YOUR INSTRUCTIONS
Only an exact copy of the records below will serve as the answer.

[App and web page records]
Segment Open

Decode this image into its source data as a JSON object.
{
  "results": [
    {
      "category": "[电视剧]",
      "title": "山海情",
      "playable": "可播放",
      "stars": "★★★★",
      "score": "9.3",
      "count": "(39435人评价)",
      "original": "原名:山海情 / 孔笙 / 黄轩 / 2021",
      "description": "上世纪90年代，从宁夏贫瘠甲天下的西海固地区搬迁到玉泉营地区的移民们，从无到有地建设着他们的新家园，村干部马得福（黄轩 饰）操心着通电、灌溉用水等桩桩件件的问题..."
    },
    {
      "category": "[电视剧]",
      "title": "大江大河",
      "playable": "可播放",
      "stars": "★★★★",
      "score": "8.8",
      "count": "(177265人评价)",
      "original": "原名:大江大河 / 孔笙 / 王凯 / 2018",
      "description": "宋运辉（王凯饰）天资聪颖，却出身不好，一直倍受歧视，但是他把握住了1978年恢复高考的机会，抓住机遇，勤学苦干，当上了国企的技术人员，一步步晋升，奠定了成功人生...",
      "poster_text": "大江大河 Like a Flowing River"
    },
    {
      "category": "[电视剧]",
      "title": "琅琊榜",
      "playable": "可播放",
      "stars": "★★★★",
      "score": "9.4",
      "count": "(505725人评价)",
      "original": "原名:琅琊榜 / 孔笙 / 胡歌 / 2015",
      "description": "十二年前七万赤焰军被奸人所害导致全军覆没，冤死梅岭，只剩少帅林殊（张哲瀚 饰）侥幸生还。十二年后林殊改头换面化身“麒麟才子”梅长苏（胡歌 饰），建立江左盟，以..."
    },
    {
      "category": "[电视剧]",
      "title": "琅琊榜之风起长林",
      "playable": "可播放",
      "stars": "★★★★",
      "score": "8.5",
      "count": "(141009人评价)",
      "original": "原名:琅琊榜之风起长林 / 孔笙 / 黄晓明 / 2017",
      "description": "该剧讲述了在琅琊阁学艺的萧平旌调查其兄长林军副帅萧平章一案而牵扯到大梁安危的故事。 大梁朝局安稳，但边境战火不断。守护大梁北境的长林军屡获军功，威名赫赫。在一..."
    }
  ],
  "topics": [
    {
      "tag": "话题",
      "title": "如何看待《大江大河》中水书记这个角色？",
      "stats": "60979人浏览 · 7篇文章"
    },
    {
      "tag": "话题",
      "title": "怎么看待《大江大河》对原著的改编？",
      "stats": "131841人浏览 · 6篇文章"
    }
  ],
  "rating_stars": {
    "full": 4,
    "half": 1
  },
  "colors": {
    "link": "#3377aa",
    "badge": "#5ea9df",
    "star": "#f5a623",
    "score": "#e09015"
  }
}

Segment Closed

RESPONSE TO THIS EXERCISE
Decode this image into its source data as a JSON object.
{
  "results": [
    {
      "category": "[电视剧]",
      "title": "山海情",
      "playable": "可播放",
      "stars": "★★★★",
      "score": "9.3",
      "count": "(39435人评价)",
      "original": "原名:山海情 / 孔笙 / 黄轩 / 2021",
      "description": "上世纪90年代，从宁夏贫瘠甲天下的西海固地区搬迁到玉泉营地区的移民们，从无到有地建设着他们的新家园，村干部马得福（黄轩 饰）操心着通电、灌溉用水等桩桩件件的问题..."
    },
    {
      "category": "[电视剧]",
      "title": "大江大河",
      "playable": "可播放",
      "stars": "★★★★",
      "score": "8.8",
      "count": "(177265人评价)",
      "original": "原名:大江大河 / 孔笙 / 王凯 / 2018",
      "description": "宋运辉（王凯饰）天资聪颖，却出身不好，一直倍受歧视，但是他把握住了1978年恢复高考的机会，抓住机遇，勤学苦干，当上了国企的技术人员，一步步晋升，奠定了成功人生...",
      "poster_text": "大江大河 Like a Flowing River"
    },
    {
      "category": "[电视剧]",
      "title": "琅琊榜",
      "playable": "可播放",
      "stars": "★★★★",
      "score": "9.4",
      "count": "(505725人评价)",
      "original": "原名:琅琊榜 / 孔笙 / 胡歌 / 2015",
      "description": "十二年前七万赤焰军被奸人所害导致全军覆没，冤死梅岭，只剩少帅林殊（张哲瀚 饰）侥幸生还。十二年后林殊改头换面化身“麒麟才子”梅长苏（胡歌 饰），建立江左盟，以..."
    },
    {
      "category": "[电视剧]",
      "title": "琅琊榜之风起长林",
      "playable": "可播放",
      "stars": "★★★★",
      "score": "8.5",
      "count": "(141009人评价)",
      "original": "原名:琅琊榜之风起长林 / 孔笙 / 黄晓明 / 2017",
      "description": "该剧讲述了在琅琊阁学艺的萧平旌调查其兄长林军副帅萧平章一案而牵扯到大梁安危的故事。 大梁朝局安稳，但边境战火不断。守护大梁北境的长林军屡获军功，威名赫赫。在一..."
    }
  ],
  "topics": [
    {
      "tag": "话题",
      "title": "如何看待《大江大河》中水书记这个角色？",
      "stats": "60979人浏览 · 7篇文章"
    },
    {
      "tag": "话题",
      "title": "怎么看待《大江大河》对原著的改编？",
      "stats": "131841人浏览 · 6篇文章"
    }
  ],
  "rating_stars": {
    "full": 4,
    "half": 1
  },
  "colors": {
    "link": "#3377aa",
    "badge": "#5ea9df",
    "star": "#f5a623",
    "score": "#e09015"
  }
}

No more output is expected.